Segment Start: Data for review
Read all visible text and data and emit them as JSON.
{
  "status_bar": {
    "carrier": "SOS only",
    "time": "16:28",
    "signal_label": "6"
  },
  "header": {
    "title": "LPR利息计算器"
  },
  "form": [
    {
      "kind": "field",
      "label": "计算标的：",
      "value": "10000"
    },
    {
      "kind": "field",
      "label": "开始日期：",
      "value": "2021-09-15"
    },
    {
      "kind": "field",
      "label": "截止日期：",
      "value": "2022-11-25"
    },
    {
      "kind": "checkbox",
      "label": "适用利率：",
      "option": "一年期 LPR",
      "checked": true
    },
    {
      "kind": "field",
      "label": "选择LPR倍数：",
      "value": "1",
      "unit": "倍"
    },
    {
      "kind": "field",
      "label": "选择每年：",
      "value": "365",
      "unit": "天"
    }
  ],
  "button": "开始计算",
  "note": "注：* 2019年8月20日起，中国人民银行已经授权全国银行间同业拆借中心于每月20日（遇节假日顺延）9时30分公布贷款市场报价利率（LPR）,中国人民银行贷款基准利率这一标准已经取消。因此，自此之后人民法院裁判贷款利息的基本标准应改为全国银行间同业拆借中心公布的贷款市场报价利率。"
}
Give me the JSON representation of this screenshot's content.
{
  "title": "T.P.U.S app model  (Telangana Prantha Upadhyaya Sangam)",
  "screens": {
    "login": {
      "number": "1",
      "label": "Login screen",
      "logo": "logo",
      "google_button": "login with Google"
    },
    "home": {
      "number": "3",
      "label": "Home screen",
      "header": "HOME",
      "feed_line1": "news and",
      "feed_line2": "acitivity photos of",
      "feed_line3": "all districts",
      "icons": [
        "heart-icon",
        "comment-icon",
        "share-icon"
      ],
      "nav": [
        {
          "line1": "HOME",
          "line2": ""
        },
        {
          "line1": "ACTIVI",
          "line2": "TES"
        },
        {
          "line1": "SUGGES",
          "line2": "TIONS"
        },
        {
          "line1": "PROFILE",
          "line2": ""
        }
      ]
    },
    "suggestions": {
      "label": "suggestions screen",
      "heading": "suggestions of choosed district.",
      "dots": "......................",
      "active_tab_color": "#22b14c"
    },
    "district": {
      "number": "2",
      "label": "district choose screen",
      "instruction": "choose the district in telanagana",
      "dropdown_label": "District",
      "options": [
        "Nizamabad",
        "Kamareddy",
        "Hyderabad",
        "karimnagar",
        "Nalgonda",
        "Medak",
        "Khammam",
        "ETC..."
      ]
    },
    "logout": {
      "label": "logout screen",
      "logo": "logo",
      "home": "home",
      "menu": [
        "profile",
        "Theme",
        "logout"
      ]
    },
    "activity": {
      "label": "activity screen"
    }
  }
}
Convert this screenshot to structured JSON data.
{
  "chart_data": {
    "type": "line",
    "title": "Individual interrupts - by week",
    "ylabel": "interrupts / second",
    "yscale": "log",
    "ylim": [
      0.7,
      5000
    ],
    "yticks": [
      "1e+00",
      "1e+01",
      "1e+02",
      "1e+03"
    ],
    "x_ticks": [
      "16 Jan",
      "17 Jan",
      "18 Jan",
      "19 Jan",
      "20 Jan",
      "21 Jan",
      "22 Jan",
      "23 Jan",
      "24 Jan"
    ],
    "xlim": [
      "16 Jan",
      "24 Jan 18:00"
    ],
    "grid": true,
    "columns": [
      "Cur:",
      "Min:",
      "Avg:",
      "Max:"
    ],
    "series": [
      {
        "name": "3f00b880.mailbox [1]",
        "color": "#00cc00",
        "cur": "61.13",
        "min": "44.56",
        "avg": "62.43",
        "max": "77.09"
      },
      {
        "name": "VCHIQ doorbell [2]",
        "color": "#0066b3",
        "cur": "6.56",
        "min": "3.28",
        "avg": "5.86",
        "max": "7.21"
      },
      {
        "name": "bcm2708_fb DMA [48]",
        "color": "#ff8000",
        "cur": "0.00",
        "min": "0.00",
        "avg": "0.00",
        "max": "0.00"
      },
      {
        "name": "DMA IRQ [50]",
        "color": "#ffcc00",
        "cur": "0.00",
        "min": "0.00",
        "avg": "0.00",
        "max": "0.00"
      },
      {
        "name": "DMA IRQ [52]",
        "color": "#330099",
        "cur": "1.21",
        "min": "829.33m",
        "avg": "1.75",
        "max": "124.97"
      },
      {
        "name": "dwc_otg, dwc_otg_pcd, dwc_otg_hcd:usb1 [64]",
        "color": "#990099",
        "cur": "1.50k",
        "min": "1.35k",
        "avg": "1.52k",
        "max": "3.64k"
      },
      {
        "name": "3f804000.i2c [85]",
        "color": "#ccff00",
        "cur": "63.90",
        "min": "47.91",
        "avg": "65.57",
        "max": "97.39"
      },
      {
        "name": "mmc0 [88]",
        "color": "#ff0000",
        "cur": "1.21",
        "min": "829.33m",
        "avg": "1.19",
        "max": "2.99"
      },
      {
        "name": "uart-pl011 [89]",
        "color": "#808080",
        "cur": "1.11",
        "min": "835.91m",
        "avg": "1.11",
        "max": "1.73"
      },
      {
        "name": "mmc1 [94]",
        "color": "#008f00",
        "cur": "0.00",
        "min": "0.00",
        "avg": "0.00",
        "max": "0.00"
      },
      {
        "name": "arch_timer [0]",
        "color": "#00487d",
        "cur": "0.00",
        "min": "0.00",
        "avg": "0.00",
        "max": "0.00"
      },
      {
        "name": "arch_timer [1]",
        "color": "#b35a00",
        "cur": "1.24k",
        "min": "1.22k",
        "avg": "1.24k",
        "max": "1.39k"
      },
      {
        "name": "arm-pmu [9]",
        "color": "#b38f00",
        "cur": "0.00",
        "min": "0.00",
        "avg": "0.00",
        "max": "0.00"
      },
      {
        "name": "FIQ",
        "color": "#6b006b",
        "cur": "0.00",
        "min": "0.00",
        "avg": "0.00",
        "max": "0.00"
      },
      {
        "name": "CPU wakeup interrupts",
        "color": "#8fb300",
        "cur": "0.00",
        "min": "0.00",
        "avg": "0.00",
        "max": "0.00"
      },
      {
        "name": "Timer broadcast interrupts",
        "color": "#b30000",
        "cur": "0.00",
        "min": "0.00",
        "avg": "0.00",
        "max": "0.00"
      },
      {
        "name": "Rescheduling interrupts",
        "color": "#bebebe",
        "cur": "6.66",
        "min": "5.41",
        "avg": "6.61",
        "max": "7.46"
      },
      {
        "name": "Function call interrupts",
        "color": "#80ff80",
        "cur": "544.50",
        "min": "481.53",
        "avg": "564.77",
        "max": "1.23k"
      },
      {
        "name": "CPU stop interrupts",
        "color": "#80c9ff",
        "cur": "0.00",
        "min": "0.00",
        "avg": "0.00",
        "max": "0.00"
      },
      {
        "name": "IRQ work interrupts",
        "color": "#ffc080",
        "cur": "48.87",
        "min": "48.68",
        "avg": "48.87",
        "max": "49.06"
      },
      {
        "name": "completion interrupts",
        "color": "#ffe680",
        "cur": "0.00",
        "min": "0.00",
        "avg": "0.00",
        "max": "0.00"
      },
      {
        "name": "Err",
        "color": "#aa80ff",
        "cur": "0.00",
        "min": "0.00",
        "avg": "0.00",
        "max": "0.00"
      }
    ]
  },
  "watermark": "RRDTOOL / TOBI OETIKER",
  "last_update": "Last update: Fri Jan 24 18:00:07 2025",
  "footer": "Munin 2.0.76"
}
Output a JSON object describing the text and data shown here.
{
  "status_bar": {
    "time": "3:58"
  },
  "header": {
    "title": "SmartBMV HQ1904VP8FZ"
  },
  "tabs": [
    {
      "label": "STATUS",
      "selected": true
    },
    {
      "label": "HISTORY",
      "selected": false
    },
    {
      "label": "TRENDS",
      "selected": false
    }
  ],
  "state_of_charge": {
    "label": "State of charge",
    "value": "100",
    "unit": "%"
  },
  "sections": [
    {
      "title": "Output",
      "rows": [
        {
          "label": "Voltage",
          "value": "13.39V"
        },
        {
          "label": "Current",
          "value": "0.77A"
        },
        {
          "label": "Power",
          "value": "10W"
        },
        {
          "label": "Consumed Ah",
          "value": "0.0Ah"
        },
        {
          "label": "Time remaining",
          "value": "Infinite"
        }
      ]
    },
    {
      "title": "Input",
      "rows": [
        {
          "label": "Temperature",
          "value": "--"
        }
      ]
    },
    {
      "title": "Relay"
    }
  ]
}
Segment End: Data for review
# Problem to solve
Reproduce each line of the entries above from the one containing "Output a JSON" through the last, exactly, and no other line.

# The completed task
Output a JSON object describing the text and data shown here.
{
  "status_bar": {
    "time": "3:58"
  },
  "header": {
    "title": "SmartBMV HQ1904VP8FZ"
  },
  "tabs": [
    {
      "label": "STATUS",
      "selected": true
    },
    {
      "label": "HISTORY",
      "selected": false
    },
    {
      "label": "TRENDS",
      "selected": false
    }
  ],
  "state_of_charge": {
    "label": "State of charge",
    "value": "100",
    "unit": "%"
  },
  "sections": [
    {
      "title": "Output",
      "rows": [
        {
          "label": "Voltage",
          "value": "13.39V"
        },
        {
          "label": "Current",
          "value": "0.77A"
        },
        {
          "label": "Power",
          "value": "10W"
        },
        {
          "label": "Consumed Ah",
          "value": "0.0Ah"
        },
        {
          "label": "Time remaining",
          "value": "Infinite"
        }
      ]
    },
    {
      "title": "Input",
      "rows": [
        {
          "label": "Temperature",
          "value": "--"
        }
      ]
    },
    {
      "title": "Relay"
    }
  ]
}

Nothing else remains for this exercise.